Chinese economy slowing faster than predicted
A reading of the latest data released by the National Bureau of Statistics on Friday suggests more aggressive action may be needed to get the world’s second-largest economy back on track, economists said.
In particular, industrial production rose 9.3 per cent from a year earlier in April, slowing from a nearly 12 per cent increase in March.
However, the data also showed inflation eased to 3.4 per cent in April from 3.6 per cent the month before, giving the government greater leeway to ease policy to boost growth.
“China’s economy is even weaker than thought, with industrial production growth back in single digits for the first time since the global financial crisis and electricity production flat lining,” Alistair Thornton of IHS Global Insight said.
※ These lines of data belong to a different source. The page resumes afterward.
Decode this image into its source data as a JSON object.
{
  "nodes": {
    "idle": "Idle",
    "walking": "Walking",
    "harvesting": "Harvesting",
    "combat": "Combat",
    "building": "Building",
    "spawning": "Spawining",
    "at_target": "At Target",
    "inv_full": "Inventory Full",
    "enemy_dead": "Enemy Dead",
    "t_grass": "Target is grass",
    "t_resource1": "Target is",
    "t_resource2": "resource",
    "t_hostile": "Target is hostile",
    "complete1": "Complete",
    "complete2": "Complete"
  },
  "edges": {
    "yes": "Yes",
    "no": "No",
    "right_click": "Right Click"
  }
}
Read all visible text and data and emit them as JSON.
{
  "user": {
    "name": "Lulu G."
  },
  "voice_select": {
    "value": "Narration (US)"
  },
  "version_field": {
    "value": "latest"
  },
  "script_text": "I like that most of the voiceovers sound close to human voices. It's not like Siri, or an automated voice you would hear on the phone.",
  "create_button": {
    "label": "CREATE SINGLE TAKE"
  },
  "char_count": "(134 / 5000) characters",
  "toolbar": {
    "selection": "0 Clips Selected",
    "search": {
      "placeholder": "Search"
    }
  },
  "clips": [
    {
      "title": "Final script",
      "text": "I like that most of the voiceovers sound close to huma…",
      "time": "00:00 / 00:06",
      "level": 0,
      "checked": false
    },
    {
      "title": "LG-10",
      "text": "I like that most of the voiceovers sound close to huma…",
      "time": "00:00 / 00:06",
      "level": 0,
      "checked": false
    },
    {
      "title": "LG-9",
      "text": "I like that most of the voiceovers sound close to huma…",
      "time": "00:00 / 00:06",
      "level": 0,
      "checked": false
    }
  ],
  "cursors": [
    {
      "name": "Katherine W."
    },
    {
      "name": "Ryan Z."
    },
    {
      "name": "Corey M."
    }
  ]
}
“We believe the government will step up efforts to stimulate the economy, even as genuine concerns remain regarding the very real possibility of over-stimulating,” he said.
China’s economy grew 8.1 per cent in the first quarter of the year, a still robust rate but its slowest pace since 2009. It was below the previous quarter’s 8.9 per cent, but above the government’s 7.5 per cent target for the year.